The 727 is fairly close to what I want, although a strange shape and would be better at 120 (20W from one port and 100W from the other) . The 737 could be close too. Still don’t understand sticking a USB-A port in everything.

This reply is to Anker primarily rather than you.

I can understand why they keep including a USB-A port in GaN chargers. A single small charger for all your needs for travel, either day work bag or overnight trips. We all own some form of legacy charging needs, like smartwatch USB-A custom cable. Heck even Soundcore is causing problems their Frames come exclusively with USB-A charging cable.

However, such an imagined person would be less experienced in such a purchase decision, and arguably may not actually exist.

Here’s why:

  • there’s always a chance you don’t get to power, so you always carry a portable charger for a reasonable worst case scenario, so enough stored energy to get to 24 hours. e.g. if with just phone then a 5A-10Ah type Powercore, or also with tablet then 20Ah, or laptop a 26Ah (100Wh) type or a 5-10 + 20 two.
  • all portable chargers have a USB-A port and trickle charge mode, or if carrying two then at least two USB-A and at least one has trickle-charge.
  • USB-A needs are for small batteries so correspondingly don’t drain much of a Powercore.
  • USB-A needs are often slower recharging items so don’t get much benefit from a few minutes from charger.
  • so your Powercore services your travel USB-A needs, and then the challenge is to recharge your Powercore when you get to power.
  • For longer than an overnight trip, longer than when a Powercore (or two) is sufficient backup / fallback , you’d not rely on a single charger anyway. Two reasons: you often need 5 ports; you’d not rely on 1 charger in case it fails. 5 port example is: phone, laptop/tablet, Powercore, watch, audio.
  • so for your 5 ports you’d have something very small pocketable for the quick use of a short duration proximate socket, plus something bulkier in bag for the overnight recharge. Typically an older charger with USB-A and a newer powerful charger with multiple USB-C.
  • So given you own your Powercore anyway, they are too useful to not have, and given you been buying chargers for years, what is your current net new need is a small powerful exclusively USB-C multi-port charger.
  • the experienced buyer is seeking small 2-4 port USB-C chargers, as laptops move to USB-C something of the order of 80-120W. In my case my laptop is 45W, tablet is 18W, Powercore is 18W, phone is 10W, so that’s 4 port 91W.
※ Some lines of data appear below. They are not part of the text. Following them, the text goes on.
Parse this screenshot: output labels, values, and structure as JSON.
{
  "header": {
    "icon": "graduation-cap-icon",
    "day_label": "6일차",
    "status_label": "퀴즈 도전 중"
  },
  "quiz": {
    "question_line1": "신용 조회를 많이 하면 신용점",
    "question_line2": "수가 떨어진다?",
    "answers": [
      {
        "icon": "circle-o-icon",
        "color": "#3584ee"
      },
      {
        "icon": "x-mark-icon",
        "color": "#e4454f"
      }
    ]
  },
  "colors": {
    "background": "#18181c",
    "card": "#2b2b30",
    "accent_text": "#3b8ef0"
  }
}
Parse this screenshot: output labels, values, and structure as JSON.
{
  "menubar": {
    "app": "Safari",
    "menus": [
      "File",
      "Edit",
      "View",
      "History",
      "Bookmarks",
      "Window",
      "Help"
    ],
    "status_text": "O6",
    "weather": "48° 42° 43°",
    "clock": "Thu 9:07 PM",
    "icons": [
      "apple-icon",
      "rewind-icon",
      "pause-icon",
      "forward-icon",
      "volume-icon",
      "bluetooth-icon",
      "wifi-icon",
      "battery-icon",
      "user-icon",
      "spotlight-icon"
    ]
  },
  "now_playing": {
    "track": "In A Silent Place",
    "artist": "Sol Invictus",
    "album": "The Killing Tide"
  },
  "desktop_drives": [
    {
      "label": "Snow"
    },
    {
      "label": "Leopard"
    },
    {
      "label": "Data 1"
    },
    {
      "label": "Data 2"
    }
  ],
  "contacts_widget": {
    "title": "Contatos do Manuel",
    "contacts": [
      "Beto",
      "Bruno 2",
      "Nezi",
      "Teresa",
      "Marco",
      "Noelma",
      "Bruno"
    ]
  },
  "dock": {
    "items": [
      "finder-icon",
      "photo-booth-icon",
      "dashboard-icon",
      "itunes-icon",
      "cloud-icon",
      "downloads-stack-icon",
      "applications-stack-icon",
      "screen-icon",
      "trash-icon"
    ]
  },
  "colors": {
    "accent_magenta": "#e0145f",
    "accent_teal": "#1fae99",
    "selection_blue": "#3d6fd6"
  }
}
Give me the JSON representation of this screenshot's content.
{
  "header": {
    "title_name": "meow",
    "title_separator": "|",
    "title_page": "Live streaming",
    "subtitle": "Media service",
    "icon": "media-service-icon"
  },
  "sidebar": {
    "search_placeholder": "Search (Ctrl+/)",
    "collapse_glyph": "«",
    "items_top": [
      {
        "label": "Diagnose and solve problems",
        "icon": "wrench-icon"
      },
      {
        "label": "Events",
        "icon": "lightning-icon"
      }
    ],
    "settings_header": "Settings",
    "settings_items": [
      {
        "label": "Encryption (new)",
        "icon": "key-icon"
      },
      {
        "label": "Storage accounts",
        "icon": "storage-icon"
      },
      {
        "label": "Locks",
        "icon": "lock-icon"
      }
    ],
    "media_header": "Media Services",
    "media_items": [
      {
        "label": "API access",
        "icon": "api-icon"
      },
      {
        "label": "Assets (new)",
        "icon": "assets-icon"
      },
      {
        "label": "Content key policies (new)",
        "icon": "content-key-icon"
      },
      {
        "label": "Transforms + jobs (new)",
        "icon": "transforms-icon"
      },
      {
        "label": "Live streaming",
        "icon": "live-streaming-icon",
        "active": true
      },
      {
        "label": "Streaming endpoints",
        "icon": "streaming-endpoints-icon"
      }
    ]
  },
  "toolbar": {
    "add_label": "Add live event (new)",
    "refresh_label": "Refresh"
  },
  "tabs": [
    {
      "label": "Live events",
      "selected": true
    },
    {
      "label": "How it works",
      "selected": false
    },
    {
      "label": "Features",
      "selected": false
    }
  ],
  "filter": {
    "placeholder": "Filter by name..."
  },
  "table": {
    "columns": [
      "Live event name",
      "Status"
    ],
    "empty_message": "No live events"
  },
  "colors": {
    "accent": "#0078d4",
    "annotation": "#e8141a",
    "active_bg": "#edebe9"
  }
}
So given Anker has “done what they have done” the next releases should be smaller for a given Wattage via ditching the USB-A ports, or can be higher Wattage as can use the space released for bigger components. So either smaller or more powerful.